“A rock solid money back guarantee that you can bet on. We understand that there’s always a chance that you won’t be completely satisfied with a product you’ve purchased with us and we know it’s nothing personal and that is why we offer a thirty day return policy*. If you are unhappy with a product then we’ll take it back and provide you with a full refund*.”
See that asterisk? Well at the bottom of the page, in small type states:
* Please read complete policy for details.
Follow the link, and you’ll find the items that are exempt from its 30 day return policy (Spoiler! This list includes TVs)
“The following items can only be returned if unopened:
A/V Furniture, A/V Receivers, Bluetooth Accessories, Car Equipment, Computer Peripherals, Consumables, DJ Equipment, DVD players, Gaming Consoles, Headphones, Home Theater, Laptops, Microphones, Printers, Projectors Shavers.
The following items cannot be returned:
Fitness equipment, Large Appliances, Microwaves, Wine Coolers, Humidifiers, Trim kits, Security items, Special Order Merchandise, Marine and Camping Equipment, Sunglasses, Watches, Software, TV’s, Computer components, laptops, Tablets.”
Except for photographic equipment, this list appears to cover just about everything Abe’s sells! That’s right. If you buy a TV from them, you can’t return it.
Price Grabber also rates its retailers, and Abe’s gets its highest rating. However, the positive comments are non-specific short blurbs, and anyone can place an unverified, self-serving comment on Price Grabber. Here are some of the trite, positive comments:
“Easy transaction.” “Very pleasant.” “Excellent prices! Easy to use website and plenty of selections.”
While a negative one provides more detail:
“Merchant told me item was “in stock” when I ordered it. Three days later, I was told by one agent it would take a week or more to find a shipper. Another agent told me the item was not in stock. I would not have ordered if the item was not in stock. Since, at least one agent lied to me, I no longer trusted them and cancelled my order. Trying to speak with a customer service agent was nearly impossible, as it took me 45 minutes on hold to speak to one.”
While it’s understandable that unhappy customers would be more likely to write longer reviews, a lack of longer, positive comments is highly suspect.
There are many reputable online retailers. HD Guru and Techlicious recommend and affiliate with Amazon, as they have low prices and some of the best HDTV policies, including free shipping and 30 day returns. There are a number of other very fine online retailers. HD Guru has personally done business with J&R and OneCall and found them to be excellent, honest and reliable.
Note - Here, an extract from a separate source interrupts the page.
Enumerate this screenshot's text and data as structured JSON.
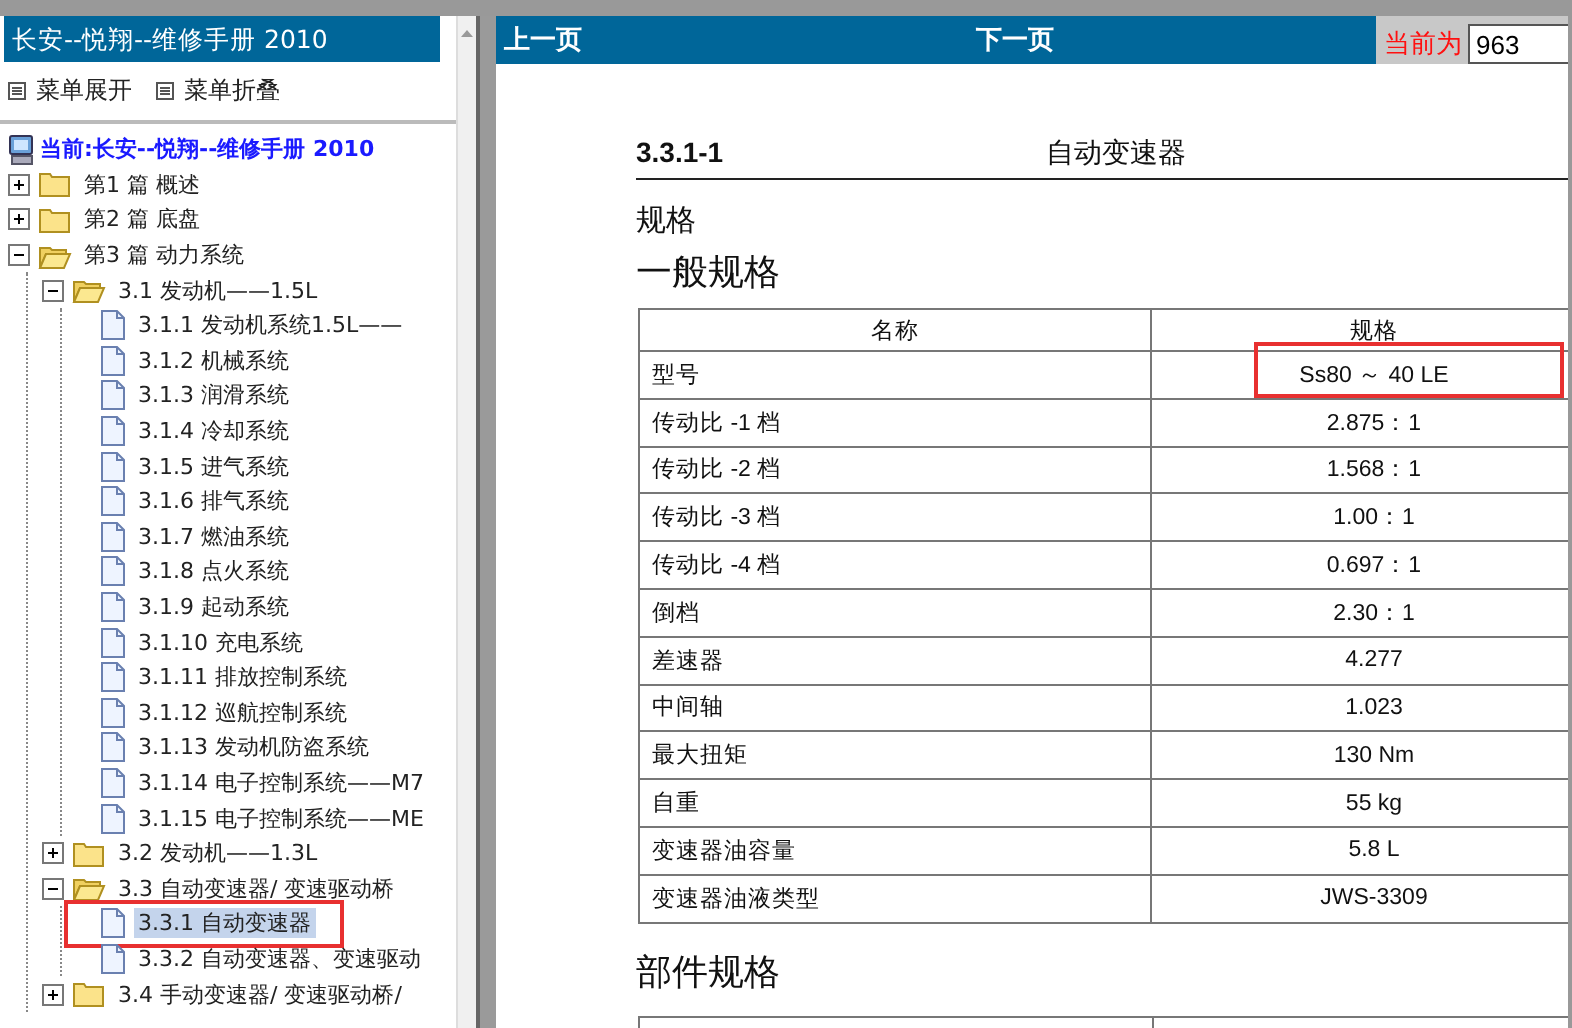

Before ordering any HDTV online, make sure you carefully read all the retailers policies and beware of any restrictions, return freight rules and if there are any restocking charges before placing that order.
Still deciding whether to buy a TV online or in a store? Read Choosing the Best Place to Buy a New TV to understand the advantages of each.